Ruby on Rails developer James Cropcho, known for his voting security research and MongoDB schema analyzer Variety, sat down with Major League Hacking co-founder Jonathan Gottfried for a video interview.
Cropcho got his start in technology just as many do — he was in the right place at the right time. “I was very fortunate, in that I had an elementary school where from the third grade on, there were mandatory computer programming classes twice a week,” he said. “I changed the startup scripts on the Windows machines so they all said, “Jim was here. Jim pranked me.”
Cropcho boasted of that prank to a teacher, who promptly made him change it back. But from then on, Cropcho’s path in life was set.
His big break happened in 2007, when he partnered with poll worker and privacy activist James Moyer. “Two Ohio activists have discovered that e-voting machines made by Election Systems and Software and used across the country produce time-stamped paper trails that permit the reconstruction of an election’s results — including allowing voter names to be matched to their actual votes,” Cnet reported.
“There was 10 Ohio counties affected, which used a specific voting machine,” Cropcho told MLH. He said he doesn’t blame developers, because there was nothing specifically bad about time-stamping each vote down to the exact second, rather than by the minute as in other voting machines. “All of the output of the machine is, in and of itself, innocuous,” he added.
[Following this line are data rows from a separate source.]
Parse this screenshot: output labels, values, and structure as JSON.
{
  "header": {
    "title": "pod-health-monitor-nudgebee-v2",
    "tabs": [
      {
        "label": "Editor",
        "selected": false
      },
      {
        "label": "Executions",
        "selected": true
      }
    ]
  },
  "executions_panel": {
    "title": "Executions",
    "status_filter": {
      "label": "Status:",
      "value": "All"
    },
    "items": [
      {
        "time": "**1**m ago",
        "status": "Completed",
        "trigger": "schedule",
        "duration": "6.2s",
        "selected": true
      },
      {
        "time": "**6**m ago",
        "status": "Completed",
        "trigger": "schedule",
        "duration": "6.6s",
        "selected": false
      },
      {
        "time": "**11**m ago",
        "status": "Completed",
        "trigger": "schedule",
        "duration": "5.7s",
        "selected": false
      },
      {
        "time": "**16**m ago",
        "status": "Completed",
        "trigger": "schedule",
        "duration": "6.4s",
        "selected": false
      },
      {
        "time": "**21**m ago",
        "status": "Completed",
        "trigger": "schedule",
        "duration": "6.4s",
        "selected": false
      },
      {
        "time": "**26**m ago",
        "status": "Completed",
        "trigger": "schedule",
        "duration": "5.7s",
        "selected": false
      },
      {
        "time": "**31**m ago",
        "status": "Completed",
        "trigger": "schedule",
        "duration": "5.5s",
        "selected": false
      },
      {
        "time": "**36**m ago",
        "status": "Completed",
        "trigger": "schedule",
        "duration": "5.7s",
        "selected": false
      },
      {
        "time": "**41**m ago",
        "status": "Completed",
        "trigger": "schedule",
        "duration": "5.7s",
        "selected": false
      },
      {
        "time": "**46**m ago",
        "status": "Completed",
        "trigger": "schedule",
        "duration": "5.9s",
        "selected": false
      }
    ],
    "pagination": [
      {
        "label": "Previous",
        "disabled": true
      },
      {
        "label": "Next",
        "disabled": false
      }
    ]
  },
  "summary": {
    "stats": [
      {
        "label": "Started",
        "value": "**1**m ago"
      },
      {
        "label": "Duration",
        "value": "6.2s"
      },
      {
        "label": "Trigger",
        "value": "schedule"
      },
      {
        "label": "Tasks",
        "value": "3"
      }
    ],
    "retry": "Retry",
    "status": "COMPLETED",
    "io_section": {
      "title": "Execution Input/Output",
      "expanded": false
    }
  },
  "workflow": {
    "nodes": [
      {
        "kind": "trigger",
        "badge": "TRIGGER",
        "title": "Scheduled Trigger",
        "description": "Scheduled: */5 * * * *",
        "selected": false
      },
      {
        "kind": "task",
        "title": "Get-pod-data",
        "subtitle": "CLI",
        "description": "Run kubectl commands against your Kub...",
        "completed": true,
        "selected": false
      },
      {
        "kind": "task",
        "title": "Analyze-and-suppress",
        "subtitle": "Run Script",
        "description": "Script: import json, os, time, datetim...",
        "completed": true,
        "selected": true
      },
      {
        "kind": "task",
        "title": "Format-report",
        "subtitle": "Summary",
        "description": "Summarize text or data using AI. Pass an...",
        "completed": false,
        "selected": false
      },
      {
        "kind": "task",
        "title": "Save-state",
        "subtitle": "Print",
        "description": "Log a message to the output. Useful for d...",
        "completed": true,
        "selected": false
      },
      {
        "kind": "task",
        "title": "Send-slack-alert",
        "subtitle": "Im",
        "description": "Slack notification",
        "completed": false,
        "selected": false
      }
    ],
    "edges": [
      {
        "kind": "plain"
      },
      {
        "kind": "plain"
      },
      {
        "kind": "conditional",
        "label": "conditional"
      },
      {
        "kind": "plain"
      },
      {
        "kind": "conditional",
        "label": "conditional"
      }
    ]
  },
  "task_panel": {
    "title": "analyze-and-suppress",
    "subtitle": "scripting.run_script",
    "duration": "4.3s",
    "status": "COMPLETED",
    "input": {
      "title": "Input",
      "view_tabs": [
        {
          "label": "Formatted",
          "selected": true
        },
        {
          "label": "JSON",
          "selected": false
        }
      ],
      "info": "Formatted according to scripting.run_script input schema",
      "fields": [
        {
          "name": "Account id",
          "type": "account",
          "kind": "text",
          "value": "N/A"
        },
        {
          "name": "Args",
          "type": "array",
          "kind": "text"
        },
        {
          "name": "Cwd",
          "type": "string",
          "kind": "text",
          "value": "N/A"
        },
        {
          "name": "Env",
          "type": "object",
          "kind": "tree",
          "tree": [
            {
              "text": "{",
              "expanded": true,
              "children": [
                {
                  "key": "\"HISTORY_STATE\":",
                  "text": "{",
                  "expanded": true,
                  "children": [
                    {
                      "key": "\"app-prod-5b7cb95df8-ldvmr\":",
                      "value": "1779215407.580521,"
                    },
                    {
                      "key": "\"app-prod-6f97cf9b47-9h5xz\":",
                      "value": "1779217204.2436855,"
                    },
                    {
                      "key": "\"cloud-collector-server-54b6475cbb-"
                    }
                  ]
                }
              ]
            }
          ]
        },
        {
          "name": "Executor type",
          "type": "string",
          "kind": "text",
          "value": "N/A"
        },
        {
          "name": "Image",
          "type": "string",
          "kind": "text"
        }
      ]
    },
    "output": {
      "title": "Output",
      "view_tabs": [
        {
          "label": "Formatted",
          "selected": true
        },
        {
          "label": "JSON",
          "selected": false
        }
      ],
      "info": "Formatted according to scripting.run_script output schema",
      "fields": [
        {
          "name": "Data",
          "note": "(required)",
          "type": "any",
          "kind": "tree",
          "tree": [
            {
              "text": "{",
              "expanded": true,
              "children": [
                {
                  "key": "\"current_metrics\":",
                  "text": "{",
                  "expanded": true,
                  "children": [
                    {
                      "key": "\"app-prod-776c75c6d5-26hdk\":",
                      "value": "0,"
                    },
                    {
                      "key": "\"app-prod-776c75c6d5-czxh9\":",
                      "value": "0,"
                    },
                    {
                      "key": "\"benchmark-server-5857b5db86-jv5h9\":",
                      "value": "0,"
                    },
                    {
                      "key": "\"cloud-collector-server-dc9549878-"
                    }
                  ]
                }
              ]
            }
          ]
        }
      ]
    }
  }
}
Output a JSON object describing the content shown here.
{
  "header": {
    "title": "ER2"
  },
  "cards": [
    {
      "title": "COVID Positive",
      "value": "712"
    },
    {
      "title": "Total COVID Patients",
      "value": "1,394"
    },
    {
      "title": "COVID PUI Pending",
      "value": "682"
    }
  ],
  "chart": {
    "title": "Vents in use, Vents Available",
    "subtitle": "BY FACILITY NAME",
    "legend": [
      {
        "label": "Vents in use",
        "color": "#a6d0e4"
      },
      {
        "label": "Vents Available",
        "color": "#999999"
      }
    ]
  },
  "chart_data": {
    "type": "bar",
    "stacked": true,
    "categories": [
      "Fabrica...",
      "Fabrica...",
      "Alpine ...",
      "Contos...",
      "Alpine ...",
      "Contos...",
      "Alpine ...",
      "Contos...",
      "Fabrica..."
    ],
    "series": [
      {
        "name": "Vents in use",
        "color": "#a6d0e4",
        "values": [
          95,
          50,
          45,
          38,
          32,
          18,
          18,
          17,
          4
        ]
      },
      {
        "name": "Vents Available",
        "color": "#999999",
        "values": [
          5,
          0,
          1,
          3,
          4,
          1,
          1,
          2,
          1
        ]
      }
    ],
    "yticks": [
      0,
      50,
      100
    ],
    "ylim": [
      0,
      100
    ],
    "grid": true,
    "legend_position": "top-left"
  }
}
The public will gradually learn to protect their own systems, Cropcho said. Everyone has a tipping point, whether it’s the news of government surveillance, corporate espionage, or ordinary identity thieves. But most people needn’t fear the scariest-sounding actions — domestic spying from the National Security Agency can collect huge amounts of data, but they probably can’t actually process that much information, he noted.
Rails is still Cropcho’s favorite programming language, along with some traditional Java. “I don’t mind brackets,” he joked. His latest project is for an online jeweler called RocksBox.
As for the best way to meet business partners on hacking projects, it’s the same as his childhood technology exposure: the right circumstances. Cropcho said he often meets people “just by being helpful,” such as replying to questions on mailing lists.